  • Get by with a little help from your friends – form study groups and remember to take some relax breaks (video games, exercise, listen to music)
  • Learn good test taking strategies (get enough sleep, look through the test to make sure you leave yourself enough time to finish, deep breaths if stressed)
  • Know what environment you need – not everyone can work with the TV and music on….respect your style and hit the library or coffee shop;

GLITTER: What activities can teens participate in to lower their stress level?

  • Take a walk or run break
  • Listen to music – even lie down and visualize conquering the next goal
  • Stay connected to friends and family
  • Have a wind-down strategy at least an hour before going to sleep

GLITTER: Can you describe a well-balanced, healthy meal that would help lower stress?

KELLY: There are many foods that are known to lower stress and anxiety because of their vitamin or mineral composition and how they calm your brain.  Some of these foods were actually tested by giving them to people who had to give speeches and do hard math equations and their blood pressure stayed down.  So think about staying away from the carbs you might crave and trying these:

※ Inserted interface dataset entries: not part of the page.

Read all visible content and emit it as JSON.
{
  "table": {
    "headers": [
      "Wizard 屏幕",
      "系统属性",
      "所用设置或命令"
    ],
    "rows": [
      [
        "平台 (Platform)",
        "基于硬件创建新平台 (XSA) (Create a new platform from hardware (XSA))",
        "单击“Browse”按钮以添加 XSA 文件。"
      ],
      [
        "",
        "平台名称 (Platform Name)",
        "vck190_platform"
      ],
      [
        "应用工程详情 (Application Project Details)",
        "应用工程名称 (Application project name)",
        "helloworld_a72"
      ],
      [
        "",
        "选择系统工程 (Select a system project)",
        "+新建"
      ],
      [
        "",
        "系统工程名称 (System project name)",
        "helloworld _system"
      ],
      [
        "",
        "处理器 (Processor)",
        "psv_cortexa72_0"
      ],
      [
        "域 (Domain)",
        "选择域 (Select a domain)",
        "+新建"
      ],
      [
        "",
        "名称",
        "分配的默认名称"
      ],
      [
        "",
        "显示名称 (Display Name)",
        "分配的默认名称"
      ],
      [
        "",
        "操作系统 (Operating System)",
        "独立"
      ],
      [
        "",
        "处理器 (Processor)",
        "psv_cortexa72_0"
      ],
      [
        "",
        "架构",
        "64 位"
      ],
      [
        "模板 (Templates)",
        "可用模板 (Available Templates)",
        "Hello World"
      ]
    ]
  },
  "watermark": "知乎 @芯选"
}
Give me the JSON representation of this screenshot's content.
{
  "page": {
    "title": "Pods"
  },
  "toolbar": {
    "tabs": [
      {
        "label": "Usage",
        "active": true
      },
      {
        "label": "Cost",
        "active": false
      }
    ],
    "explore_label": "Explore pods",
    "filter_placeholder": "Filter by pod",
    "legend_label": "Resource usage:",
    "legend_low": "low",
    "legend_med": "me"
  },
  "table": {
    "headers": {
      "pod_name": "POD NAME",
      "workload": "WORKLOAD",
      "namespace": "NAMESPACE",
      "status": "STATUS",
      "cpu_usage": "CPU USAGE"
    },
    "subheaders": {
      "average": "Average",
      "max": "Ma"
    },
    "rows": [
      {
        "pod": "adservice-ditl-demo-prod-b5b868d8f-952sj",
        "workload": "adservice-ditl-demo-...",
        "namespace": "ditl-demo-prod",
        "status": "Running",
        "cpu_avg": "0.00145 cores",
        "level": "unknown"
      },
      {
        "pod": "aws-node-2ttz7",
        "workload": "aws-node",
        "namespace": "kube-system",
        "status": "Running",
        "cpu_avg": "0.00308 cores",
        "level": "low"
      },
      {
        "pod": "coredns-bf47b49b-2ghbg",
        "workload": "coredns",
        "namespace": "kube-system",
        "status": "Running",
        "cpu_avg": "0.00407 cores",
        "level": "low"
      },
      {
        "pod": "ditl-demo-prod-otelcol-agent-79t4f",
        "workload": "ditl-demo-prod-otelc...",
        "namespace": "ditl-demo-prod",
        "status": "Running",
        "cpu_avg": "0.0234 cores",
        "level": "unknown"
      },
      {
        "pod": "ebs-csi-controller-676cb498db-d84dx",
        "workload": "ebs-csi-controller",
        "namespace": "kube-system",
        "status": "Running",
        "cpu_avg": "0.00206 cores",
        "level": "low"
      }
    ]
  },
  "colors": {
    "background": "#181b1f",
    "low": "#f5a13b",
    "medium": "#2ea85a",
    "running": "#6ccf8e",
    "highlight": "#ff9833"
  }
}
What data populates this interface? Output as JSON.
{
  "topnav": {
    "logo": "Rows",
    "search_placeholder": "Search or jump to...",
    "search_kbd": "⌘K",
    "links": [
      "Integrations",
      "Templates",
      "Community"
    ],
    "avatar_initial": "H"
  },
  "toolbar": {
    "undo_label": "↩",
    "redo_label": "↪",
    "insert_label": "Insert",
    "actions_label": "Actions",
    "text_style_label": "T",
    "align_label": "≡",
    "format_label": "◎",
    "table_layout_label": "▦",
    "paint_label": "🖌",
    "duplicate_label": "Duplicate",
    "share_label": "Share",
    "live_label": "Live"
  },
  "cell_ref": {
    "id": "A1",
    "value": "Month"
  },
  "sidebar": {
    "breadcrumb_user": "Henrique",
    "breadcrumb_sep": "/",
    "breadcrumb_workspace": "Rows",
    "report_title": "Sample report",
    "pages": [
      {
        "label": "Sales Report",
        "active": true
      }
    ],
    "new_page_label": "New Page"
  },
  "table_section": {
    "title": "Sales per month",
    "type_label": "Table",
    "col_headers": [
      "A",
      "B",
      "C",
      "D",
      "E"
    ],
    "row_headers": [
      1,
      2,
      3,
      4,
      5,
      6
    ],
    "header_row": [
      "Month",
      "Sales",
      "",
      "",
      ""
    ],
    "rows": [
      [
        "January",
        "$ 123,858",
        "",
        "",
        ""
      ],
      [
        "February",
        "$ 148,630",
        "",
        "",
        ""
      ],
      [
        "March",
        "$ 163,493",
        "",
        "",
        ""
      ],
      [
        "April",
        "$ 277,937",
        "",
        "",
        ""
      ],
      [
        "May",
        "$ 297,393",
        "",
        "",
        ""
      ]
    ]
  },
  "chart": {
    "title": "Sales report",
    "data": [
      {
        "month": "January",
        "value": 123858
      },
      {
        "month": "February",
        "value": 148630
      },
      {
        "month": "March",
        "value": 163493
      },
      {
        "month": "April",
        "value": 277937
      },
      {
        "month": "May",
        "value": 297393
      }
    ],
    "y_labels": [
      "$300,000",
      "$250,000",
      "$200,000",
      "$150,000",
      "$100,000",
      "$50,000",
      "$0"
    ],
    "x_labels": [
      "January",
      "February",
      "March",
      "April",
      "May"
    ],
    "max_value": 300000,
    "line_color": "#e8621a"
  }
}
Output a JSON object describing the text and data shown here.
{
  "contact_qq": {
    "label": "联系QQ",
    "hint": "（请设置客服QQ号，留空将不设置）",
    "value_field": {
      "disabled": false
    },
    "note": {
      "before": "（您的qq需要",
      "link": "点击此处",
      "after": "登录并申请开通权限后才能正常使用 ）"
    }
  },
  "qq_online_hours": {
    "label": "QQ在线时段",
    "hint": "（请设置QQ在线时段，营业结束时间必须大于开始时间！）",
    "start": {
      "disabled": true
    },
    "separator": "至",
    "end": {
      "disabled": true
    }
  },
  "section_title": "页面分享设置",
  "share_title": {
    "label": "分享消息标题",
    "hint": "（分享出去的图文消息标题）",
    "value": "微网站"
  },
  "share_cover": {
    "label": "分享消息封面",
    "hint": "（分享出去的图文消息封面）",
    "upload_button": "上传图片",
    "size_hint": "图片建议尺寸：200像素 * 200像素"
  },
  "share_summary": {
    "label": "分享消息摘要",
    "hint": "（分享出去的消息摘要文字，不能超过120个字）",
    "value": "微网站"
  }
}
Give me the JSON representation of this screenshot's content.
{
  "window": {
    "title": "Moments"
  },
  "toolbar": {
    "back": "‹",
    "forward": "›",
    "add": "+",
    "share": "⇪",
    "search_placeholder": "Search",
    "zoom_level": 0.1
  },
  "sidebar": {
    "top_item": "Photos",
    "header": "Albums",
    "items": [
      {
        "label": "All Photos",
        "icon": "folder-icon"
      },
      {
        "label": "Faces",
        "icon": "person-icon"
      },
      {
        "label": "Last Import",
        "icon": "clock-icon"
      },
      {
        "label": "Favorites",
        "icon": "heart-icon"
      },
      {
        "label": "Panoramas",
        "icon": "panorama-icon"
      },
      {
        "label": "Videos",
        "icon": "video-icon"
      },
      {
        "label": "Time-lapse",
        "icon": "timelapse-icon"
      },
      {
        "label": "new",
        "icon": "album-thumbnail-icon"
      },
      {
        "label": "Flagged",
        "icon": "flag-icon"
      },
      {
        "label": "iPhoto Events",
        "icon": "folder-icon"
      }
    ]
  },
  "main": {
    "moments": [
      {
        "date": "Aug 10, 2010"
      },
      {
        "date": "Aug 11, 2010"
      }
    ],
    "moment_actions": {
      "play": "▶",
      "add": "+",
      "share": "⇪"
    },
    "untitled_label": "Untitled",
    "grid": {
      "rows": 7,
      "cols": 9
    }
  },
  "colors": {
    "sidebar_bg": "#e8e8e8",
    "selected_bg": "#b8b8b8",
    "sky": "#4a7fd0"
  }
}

  • Raspberries, blueberries
  • Avocado
  • Asparagus
  • Cashews & Walnuts
  • Chamomile Tea
  • Dark Chocolate (yes, really!)
  • Garlic
  • Grass fed beef
  • Green Tea
  • Oatmeal
  • Oranges
  • Oysters

(source Prevention magazine, July 2013)

GLITTER: How can teens keep a positive attitude around negative people?

KELLY: Negative people spread their negative attitudes like a contagious bad cold.  Often, their downbeat ways are a habit they don’t even realize they have. How can you avoid the toxicity?

  • Change your habits!  If you have lunch or coffee every day with a complainer, change the standing appointment – no need to place yourself in that space.
  • Surround yourself with more optimists than pessimists.  Be with people who see the glass is half full and so will you.
  • Change the conversation.  If you find yourself talking to someone who is focused on the past or downer topics, ask questions about the future and what they would like to see that would make it better.
  • Remind yourself that this is about them, not you.  You may not be able to change them, but you don’t have to let them change you either.